Some three or four years since, a friend of mine, whomh I shall call Ormsby, removed from his chambers in the University, and entered himself as a resident medical student in Stevens’s Hospihal Dublin. He was a very young man at that time, an orphja, anid he knew that he should have to trust his own abiities and exertions alone, to win an honourable name in the profession, of which he was of a thoughtful and profound temper, tinged with a shade of melancholy poesy;i was his delight, like Manfred, to essay ” Philosophy and science, and the springs Of wonder, and the wisdom of the world.” and to seek for that secret analogy which exists betwcer the immaterial spirit and its fleshly encasement; and thc returning midnight still found him in his solitary apart ment, bending over the folios of Albinus and Haller, patiently investigating the drawings of Leonardo Da Vinci His principal reason for residing in the hospital, was t( avail himself of the facility with which immediate pos mortem examinations could be obtained; as he was thet engaged in preparing a treatise in which he advanced ai original theory, which, if he could succeed in elucidating (as he confidently expected) would have proved a nev era in the literature of medicine.Order now
The day on which the incident I am going to relati occurred, brother student had dined with him in hi: rooms, and the cloth had only been removed, when a por ter entered, and told Ormsby in a whisper, that the patien in the fever ward had just died. ‘”Very well, bring him tc the dead-room.
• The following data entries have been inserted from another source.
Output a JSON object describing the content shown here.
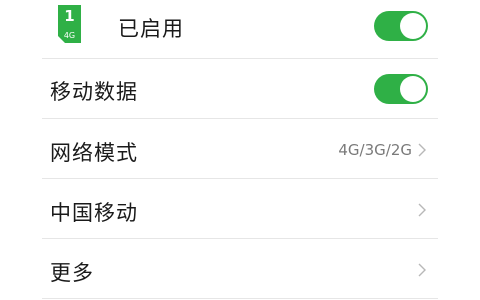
{
  "colors": {
    "accent": "#2fb046",
    "text_primary": "#1a1a1a",
    "text_secondary": "#7a7a7a",
    "divider": "#e6e6e6",
    "chevron": "#b8b8b8"
  },
  "sim": {
    "slot_number": "1",
    "network_type": "4G",
    "icon": "sim-card-icon",
    "status_label": "已启用",
    "enabled": true
  },
  "mobile_data": {
    "label": "移动数据",
    "enabled": true
  },
  "network_mode": {
    "label": "网络模式",
    "value": "4G/3G/2G",
    "icon": "chevron-right-icon"
  },
  "carrier": {
    "label": "中国移动",
    "icon": "chevron-right-icon"
  },
  "more": {
    "label": "更多",
    "icon": "chevron-right-icon"
  }
}
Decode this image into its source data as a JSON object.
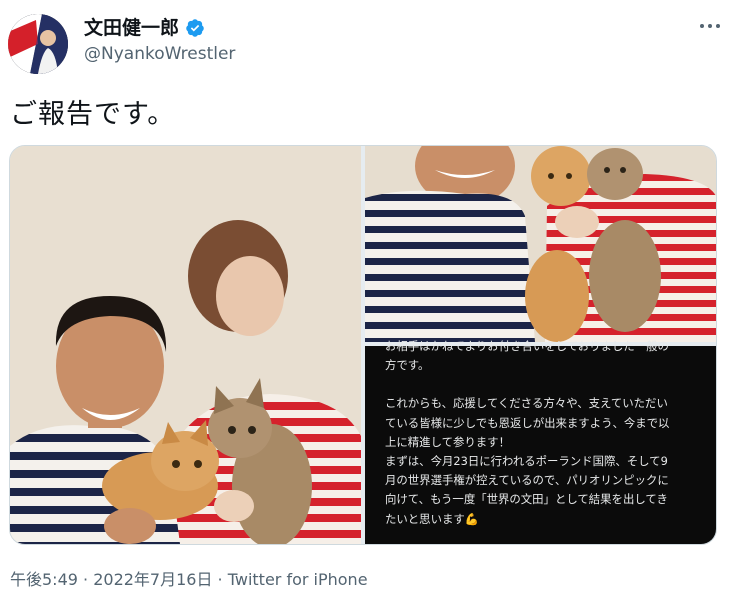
{
  "author": {
    "display_name": "文田健一郎",
    "handle": "@NyankoWrestler",
    "avatar_icon": "profile-photo",
    "verified_icon": "verified-badge-icon",
    "verified_color": "#1d9bf0"
  },
  "more_icon": "more-options-icon",
  "tweet": {
    "text": "ご報告です。"
  },
  "media": {
    "image_left": "photo-man-woman-two-cats",
    "image_right_top": "photo-closeup-cats-held",
    "image_right_bottom": "screenshot-text-note",
    "note_lines": [
      "お相手はかねてよりお付き合いをしておりました一般の",
      "方です。",
      "",
      "これからも、応援してくださる方々や、支えていただい",
      "ている皆様に少しでも恩返しが出来ますよう、今まで以",
      "上に精進して参ります！",
      "まずは、今月23日に行われるポーランド国際、そして9",
      "月の世界選手権が控えているので、パリオリンピックに",
      "向けて、もう一度「世界の文田」として結果を出してき",
      "たいと思います"
    ],
    "emoji": "💪"
  },
  "meta": {
    "time": "午後5:49",
    "date": "2022年7月16日",
    "source": "Twitter for iPhone",
    "separator": " · "
  },
  "colors": {
    "text": "#0f1419",
    "secondary": "#536471",
    "border": "#cfd9de"
  }
}
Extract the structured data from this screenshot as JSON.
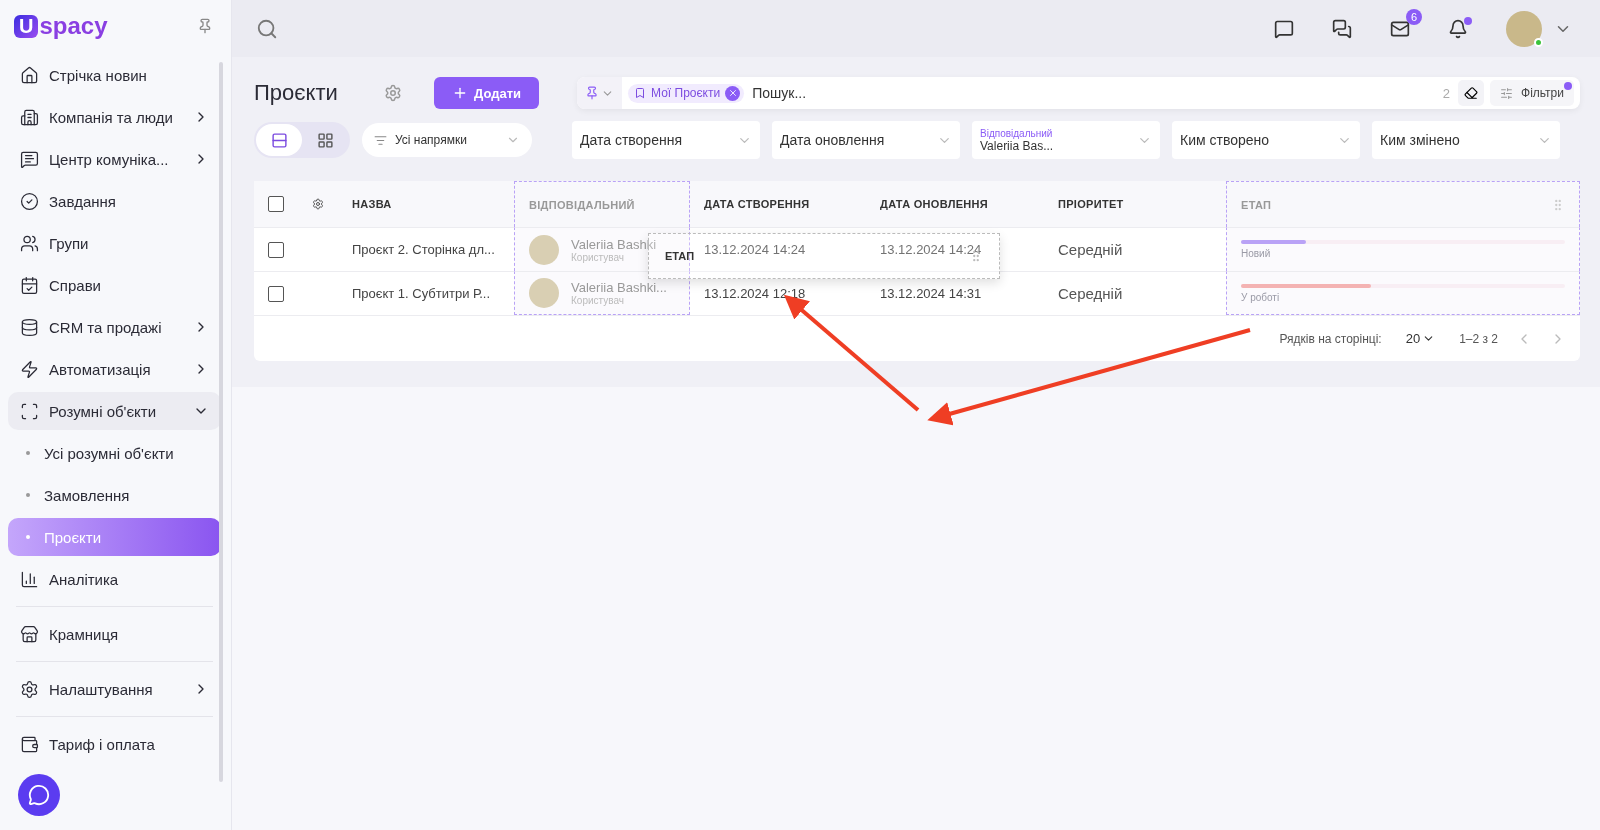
{
  "logo": {
    "letter": "U",
    "text": "spacy"
  },
  "sidebar": {
    "items": [
      {
        "label": "Стрічка новин",
        "kind": "plain",
        "selected": false
      },
      {
        "label": "Компанія та люди",
        "kind": "group",
        "selected": false,
        "expanded": false
      },
      {
        "label": "Центр комуніка...",
        "kind": "group",
        "selected": false,
        "expanded": false
      },
      {
        "label": "Завдання",
        "kind": "plain",
        "selected": false
      },
      {
        "label": "Групи",
        "kind": "plain",
        "selected": false
      },
      {
        "label": "Справи",
        "kind": "plain",
        "selected": false
      },
      {
        "label": "CRM та продажі",
        "kind": "group",
        "selected": false,
        "expanded": false
      },
      {
        "label": "Автоматизація",
        "kind": "group",
        "selected": false,
        "expanded": false
      },
      {
        "label": "Розумні об'єкти",
        "kind": "group",
        "selected": false,
        "expanded": true,
        "children": [
          {
            "label": "Усі розумні об'єкти",
            "selected": false
          },
          {
            "label": "Замовлення",
            "selected": false
          },
          {
            "label": "Проєкти",
            "selected": true
          }
        ]
      },
      {
        "label": "Аналітика",
        "kind": "plain",
        "selected": false
      },
      {
        "label": "Крамниця",
        "kind": "plain",
        "selected": false,
        "divider": true
      },
      {
        "label": "Налаштування",
        "kind": "group",
        "selected": false,
        "expanded": false,
        "divider": true
      },
      {
        "label": "Тариф і оплата",
        "kind": "plain",
        "selected": false,
        "divider": true
      }
    ]
  },
  "topbar": {
    "mail_badge": "6",
    "bell_dot": true,
    "online": true
  },
  "page": {
    "title": "Проєкти",
    "add_button": "Додати"
  },
  "search": {
    "chip": "Мої Проєкти",
    "placeholder": "Пошук...",
    "count": "2",
    "filters_button": "Фільтри",
    "filters_dot": true
  },
  "view_toggle": [
    {
      "kind": "list",
      "selected": true
    },
    {
      "kind": "grid",
      "selected": false
    }
  ],
  "direction_select": "Усі напрямки",
  "filters": [
    {
      "label": "Дата створення"
    },
    {
      "label": "Дата оновлення"
    },
    {
      "label": "Відповідальний",
      "value": "Valeriia Bas..."
    },
    {
      "label": "Ким створено"
    },
    {
      "label": "Ким змінено"
    }
  ],
  "table": {
    "header_checked": false,
    "columns": [
      {
        "label": "НАЗВА",
        "dragging": false
      },
      {
        "label": "ВІДПОВІДАЛЬНИЙ",
        "dragging": true
      },
      {
        "label": "ДАТА СТВОРЕННЯ",
        "dragging": false
      },
      {
        "label": "ДАТА ОНОВЛЕННЯ",
        "dragging": false
      },
      {
        "label": "ПРІОРИТЕТ",
        "dragging": false
      },
      {
        "label": "ЕТАП",
        "dragging": true
      }
    ],
    "rows": [
      {
        "checked": false,
        "name": "Проєкт 2. Сторінка дл...",
        "person": "Valeriia Bashki",
        "role": "Користувач",
        "created": "13.12.2024 14:24",
        "updated": "13.12.2024 14:24",
        "priority": "Середній",
        "stage": {
          "label": "Новий",
          "level": 0.2,
          "color": "#b9a2f6"
        }
      },
      {
        "checked": false,
        "name": "Проєкт 1. Субтитри Р...",
        "person": "Valeriia Bashki...",
        "role": "Користувач",
        "created": "13.12.2024 12:18",
        "updated": "13.12.2024 14:31",
        "priority": "Середній",
        "stage": {
          "label": "У роботі",
          "level": 0.4,
          "color": "#f4b3b3"
        }
      }
    ],
    "drag_ghost": "ЕТАП",
    "footer": {
      "rows_label": "Рядків на сторінці:",
      "rows_value": "20",
      "range": "1–2 з 2"
    }
  }
}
Drury, you will wait, I’ll shew you I beautiful operation.” “No, I thank you, I have got quite enough of the worl to day; I have attended demonstration-chemical lecturt-remained six hours in Park-street, and egad I’ll have ucore of it-it is now after six o’clock, and I must be off-bon ‘ sri.” ” Thoughtless fellow ! said Ormsby, as lie took up hi, candle, and proceeded to the dissecting-room. To an unini. tiated stranger it would have appeareda horrible andghastly sight; gentle reader, I shall not describe it :yet so much art we the slaves of habit, thatthe young surgeon sat down tc his revolting task as indifferently as, reader, you would open your chess-board: the room was lofty and extensive, badly lighted; his flickering taper scarcely revealing the ancient writings that he was about to peruse. On the table before him lay the subject, wrapped in a long sheet, his case ofin. struments resting on it, he read on for some time intently.
Unheeding the storm which raged without, and threatened to blow in the casements against wvhich the rain beat in large drops; and this, said he, looking on- the body, and pursuing the train of his thoughts, this mass of lifelessness coldness, and inaction, is all we know of that alteration of our being, that mysterious modification of our existence by which our vital intelligence is launched into the worlds beyond-a breath, and we are here-a breath, and we are gone. He raised his knife and opened a vein in the foot, a faint shriek, and a start, which overset the table and extinguished the light, were the effects of his temerity– though somewhat shocked, Ormsby was not daunted– and then turning to relight his taper, lie heard through the darkness a long-drawn sigh, and in weak and sickly accents” Oh ! Doctor, I am a great deal better now.” Ormsby said nothing, but returning deliberately, covered up the man thus wonderfiully re-awakened from an almost fatal trance, carried him back, and laid him in his bed.- In a week after the patient was discharged from the hospital cured.